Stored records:
--*--
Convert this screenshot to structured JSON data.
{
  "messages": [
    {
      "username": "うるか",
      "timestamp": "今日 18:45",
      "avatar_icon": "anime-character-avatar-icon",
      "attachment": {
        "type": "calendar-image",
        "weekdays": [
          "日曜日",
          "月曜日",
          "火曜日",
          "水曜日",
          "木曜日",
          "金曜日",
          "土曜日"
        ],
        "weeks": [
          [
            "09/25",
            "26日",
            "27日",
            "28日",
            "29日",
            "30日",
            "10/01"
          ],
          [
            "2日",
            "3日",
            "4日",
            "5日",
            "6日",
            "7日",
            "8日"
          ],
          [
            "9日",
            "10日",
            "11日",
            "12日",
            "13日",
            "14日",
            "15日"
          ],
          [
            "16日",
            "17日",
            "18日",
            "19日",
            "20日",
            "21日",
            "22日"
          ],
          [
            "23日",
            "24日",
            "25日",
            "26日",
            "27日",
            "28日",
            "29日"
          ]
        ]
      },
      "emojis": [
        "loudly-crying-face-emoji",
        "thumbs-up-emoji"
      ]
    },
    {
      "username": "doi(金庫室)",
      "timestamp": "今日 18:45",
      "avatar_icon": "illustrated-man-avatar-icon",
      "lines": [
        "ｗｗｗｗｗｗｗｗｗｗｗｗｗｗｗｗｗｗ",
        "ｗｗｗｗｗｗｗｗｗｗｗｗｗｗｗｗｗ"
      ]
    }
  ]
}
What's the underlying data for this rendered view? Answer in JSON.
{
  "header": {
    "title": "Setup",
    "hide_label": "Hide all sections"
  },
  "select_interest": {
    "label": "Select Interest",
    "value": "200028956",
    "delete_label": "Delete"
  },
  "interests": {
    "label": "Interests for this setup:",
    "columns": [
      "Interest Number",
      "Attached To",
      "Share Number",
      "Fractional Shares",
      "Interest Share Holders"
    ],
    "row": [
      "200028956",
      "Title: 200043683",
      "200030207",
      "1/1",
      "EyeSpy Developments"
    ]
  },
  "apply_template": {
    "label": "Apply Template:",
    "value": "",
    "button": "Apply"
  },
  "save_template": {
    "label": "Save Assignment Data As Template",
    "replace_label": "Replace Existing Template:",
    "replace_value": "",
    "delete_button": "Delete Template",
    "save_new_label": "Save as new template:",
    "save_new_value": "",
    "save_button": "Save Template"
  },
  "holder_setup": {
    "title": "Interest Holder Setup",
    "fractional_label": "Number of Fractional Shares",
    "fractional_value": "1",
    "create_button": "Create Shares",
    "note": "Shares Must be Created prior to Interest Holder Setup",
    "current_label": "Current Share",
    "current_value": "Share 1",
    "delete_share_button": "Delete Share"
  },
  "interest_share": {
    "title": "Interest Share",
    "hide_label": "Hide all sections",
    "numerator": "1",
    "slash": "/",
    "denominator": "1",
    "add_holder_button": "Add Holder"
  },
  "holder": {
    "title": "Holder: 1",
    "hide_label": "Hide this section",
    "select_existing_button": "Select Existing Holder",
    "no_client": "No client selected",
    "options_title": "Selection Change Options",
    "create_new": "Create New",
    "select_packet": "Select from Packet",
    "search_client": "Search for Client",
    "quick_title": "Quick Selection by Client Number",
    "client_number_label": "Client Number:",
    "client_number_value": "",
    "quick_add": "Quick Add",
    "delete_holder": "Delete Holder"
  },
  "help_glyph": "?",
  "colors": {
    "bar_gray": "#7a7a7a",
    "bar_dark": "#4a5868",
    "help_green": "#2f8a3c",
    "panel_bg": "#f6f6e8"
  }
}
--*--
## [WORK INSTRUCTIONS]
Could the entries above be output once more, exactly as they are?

## [TASK SOLUTION]
Convert this screenshot to structured JSON data.
{
  "messages": [
    {
      "username": "うるか",
      "timestamp": "今日 18:45",
      "avatar_icon": "anime-character-avatar-icon",
      "attachment": {
        "type": "calendar-image",
        "weekdays": [
          "日曜日",
          "月曜日",
          "火曜日",
          "水曜日",
          "木曜日",
          "金曜日",
          "土曜日"
        ],
        "weeks": [
          [
            "09/25",
            "26日",
            "27日",
            "28日",
            "29日",
            "30日",
            "10/01"
          ],
          [
            "2日",
            "3日",
            "4日",
            "5日",
            "6日",
            "7日",
            "8日"
          ],
          [
            "9日",
            "10日",
            "11日",
            "12日",
            "13日",
            "14日",
            "15日"
          ],
          [
            "16日",
            "17日",
            "18日",
            "19日",
            "20日",
            "21日",
            "22日"
          ],
          [
            "23日",
            "24日",
            "25日",
            "26日",
            "27日",
            "28日",
            "29日"
          ]
        ]
      },
      "emojis": [
        "loudly-crying-face-emoji",
        "thumbs-up-emoji"
      ]
    },
    {
      "username": "doi(金庫室)",
      "timestamp": "今日 18:45",
      "avatar_icon": "illustrated-man-avatar-icon",
      "lines": [
        "ｗｗｗｗｗｗｗｗｗｗｗｗｗｗｗｗｗｗ",
        "ｗｗｗｗｗｗｗｗｗｗｗｗｗｗｗｗｗ"
      ]
    }
  ]
}
What's the underlying data for this rendered view? Answer in JSON.
{
  "header": {
    "title": "Setup",
    "hide_label": "Hide all sections"
  },
  "select_interest": {
    "label": "Select Interest",
    "value": "200028956",
    "delete_label": "Delete"
  },
  "interests": {
    "label": "Interests for this setup:",
    "columns": [
      "Interest Number",
      "Attached To",
      "Share Number",
      "Fractional Shares",
      "Interest Share Holders"
    ],
    "row": [
      "200028956",
      "Title: 200043683",
      "200030207",
      "1/1",
      "EyeSpy Developments"
    ]
  },
  "apply_template": {
    "label": "Apply Template:",
    "value": "",
    "button": "Apply"
  },
  "save_template": {
    "label": "Save Assignment Data As Template",
    "replace_label": "Replace Existing Template:",
    "replace_value": "",
    "delete_button": "Delete Template",
    "save_new_label": "Save as new template:",
    "save_new_value": "",
    "save_button": "Save Template"
  },
  "holder_setup": {
    "title": "Interest Holder Setup",
    "fractional_label": "Number of Fractional Shares",
    "fractional_value": "1",
    "create_button": "Create Shares",
    "note": "Shares Must be Created prior to Interest Holder Setup",
    "current_label": "Current Share",
    "current_value": "Share 1",
    "delete_share_button": "Delete Share"
  },
  "interest_share": {
    "title": "Interest Share",
    "hide_label": "Hide all sections",
    "numerator": "1",
    "slash": "/",
    "denominator": "1",
    "add_holder_button": "Add Holder"
  },
  "holder": {
    "title": "Holder: 1",
    "hide_label": "Hide this section",
    "select_existing_button": "Select Existing Holder",
    "no_client": "No client selected",
    "options_title": "Selection Change Options",
    "create_new": "Create New",
    "select_packet": "Select from Packet",
    "search_client": "Search for Client",
    "quick_title": "Quick Selection by Client Number",
    "client_number_label": "Client Number:",
    "client_number_value": "",
    "quick_add": "Quick Add",
    "delete_holder": "Delete Holder"
  },
  "help_glyph": "?",
  "colors": {
    "bar_gray": "#7a7a7a",
    "bar_dark": "#4a5868",
    "help_green": "#2f8a3c",
    "panel_bg": "#f6f6e8"
  }
}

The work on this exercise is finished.